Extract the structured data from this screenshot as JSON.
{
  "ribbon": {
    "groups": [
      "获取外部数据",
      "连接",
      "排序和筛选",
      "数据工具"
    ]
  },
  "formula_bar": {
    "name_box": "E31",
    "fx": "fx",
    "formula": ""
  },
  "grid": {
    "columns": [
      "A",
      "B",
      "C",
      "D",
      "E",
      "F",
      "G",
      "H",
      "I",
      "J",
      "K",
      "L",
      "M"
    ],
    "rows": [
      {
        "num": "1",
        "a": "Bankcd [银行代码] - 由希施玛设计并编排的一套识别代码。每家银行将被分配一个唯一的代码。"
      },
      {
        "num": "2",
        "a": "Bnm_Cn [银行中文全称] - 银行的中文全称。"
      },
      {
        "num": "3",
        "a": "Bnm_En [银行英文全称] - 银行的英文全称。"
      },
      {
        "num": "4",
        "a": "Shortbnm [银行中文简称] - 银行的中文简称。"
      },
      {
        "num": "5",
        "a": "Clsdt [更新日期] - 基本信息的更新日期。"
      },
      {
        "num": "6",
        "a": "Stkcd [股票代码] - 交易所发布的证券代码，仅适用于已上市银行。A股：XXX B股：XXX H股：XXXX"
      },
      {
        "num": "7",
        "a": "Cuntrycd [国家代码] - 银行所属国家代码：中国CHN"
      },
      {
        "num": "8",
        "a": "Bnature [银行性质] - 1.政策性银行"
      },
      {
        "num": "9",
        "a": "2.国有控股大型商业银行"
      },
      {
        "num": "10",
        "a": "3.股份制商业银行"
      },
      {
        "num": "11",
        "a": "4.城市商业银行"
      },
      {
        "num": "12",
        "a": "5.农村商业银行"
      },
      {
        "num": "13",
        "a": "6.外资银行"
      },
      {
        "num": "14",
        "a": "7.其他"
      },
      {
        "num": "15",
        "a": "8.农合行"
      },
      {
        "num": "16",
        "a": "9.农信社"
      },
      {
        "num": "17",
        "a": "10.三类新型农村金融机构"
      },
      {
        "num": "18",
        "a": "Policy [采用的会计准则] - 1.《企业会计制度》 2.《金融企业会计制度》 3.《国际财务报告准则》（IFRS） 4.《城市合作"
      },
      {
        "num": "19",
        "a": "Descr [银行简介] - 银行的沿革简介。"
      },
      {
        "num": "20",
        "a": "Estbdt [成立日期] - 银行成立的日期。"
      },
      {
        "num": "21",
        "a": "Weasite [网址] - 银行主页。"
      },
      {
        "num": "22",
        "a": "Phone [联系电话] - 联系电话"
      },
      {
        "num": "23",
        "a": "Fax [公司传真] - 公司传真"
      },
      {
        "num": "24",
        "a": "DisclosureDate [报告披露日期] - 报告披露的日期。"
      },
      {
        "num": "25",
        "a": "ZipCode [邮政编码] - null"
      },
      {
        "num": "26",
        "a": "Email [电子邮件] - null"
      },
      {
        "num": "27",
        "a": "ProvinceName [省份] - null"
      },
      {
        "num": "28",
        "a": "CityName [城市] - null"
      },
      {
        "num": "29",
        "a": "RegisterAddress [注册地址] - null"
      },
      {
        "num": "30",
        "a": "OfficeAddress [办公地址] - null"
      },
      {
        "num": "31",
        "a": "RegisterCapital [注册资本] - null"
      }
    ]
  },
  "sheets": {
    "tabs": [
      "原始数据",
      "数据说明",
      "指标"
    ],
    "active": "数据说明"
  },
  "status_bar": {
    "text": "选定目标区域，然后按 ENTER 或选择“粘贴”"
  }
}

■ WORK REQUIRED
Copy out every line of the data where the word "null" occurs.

■ COMPLETED TASK
        "a": "ZipCode [邮政编码] - null"
        "a": "Email [电子邮件] - null"
        "a": "ProvinceName [省份] - null"
        "a": "CityName [城市] - null"
        "a": "RegisterAddress [注册地址] - null"
        "a": "OfficeAddress [办公地址] - null"
        "a": "RegisterCapital [注册资本] - null"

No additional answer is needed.